In the Sea
By David Elliott, illustrated by Holly Meade
Published 2012 by Candlewick Press
Apparently, Elliott and Meade have written two other titles that are very similar to this one (I think I have seen one of the other ones before but haven't read it). This book gives simple poetry about various animals in the sea with colorful, evocative illustrations. I like the book and I think it will really appeal to kids but I wish there was some information at the end with facts about the animals shown throughout the book.
Jazz Age Josephine
By Jonah Winter, illustrated by Marjorie Priceman
Published 2012 by Atheneum Books for Young Readers
So, I'm not entirely sure why this book is classified as an easy picture book instead of a biography (at least at one of the libraries I work at). It tells the story of Josephine Baker, noted African-American Jazz Age performer. I didn't really enjoy this book. The text is written in this odd style where some lines or parts of lines are repeated and it just didn't work for me. Additionally, the illustrations are not my cup of tea either. I think this book will appeal to some kids, but I don't know if it will reach its audience by being kept with the picture books instead of the biographies.
All About Grandmas
By Roni Schotter, illustrated by Janice Nadeau
Published 2012 by Dial
This is a delightful little book celebrating the special-ness that is the grandmother and her relationship with the grandchild. At the front of the book, the author includes a list of names for grandmother in a variety of languages, which I think is a very cute idea. Through rhyming text, we learn all about what grandmothers do, what they look like, what they wear, and how we should treat them. I think this would be great in a storytime about families, or just a wonderful book to share with your grandchild.
Question Boy Meets Little Miss Know-It-All
By Peter Catalanotto
Published 2012 by Atheneum/Richard Jackson Books
This is an interesting little book: Question Boy goes through his day, asking every superhero he meets (like Garbage Man and Oilman) questions. They are all so overwhelmed by his consistent questioning that they run away.

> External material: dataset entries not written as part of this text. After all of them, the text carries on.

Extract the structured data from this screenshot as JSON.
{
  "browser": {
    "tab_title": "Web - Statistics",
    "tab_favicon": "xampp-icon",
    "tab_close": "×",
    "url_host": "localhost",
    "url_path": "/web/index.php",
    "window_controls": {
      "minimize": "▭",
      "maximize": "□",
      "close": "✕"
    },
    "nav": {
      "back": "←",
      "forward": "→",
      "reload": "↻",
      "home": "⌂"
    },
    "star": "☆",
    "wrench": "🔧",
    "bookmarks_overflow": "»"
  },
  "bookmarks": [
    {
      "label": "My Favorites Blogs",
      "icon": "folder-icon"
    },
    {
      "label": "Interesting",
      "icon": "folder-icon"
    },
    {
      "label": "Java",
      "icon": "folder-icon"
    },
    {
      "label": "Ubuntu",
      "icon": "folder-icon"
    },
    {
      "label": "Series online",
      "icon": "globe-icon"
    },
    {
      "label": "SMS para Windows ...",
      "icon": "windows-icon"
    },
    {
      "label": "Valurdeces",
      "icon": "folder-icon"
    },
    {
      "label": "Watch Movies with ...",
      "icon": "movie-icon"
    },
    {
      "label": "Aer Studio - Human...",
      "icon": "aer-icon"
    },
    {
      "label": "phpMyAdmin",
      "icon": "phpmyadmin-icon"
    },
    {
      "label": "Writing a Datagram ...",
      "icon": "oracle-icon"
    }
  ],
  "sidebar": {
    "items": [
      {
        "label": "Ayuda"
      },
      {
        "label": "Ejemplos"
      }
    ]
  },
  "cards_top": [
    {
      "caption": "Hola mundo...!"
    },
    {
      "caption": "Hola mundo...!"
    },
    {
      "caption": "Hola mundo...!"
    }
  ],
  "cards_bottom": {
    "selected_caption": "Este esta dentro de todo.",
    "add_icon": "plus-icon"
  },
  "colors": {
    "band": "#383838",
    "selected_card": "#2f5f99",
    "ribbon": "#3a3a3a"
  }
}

But then, Question Boy meets his match - Little Miss Know-It-All. She spouts off facts in an endless stream before Question Boy can get a question in. How will their showdown end? I think this is a good book for parents of inquisitive preschoolers but I'm not sure if kids will really enjoy it. An interesting title.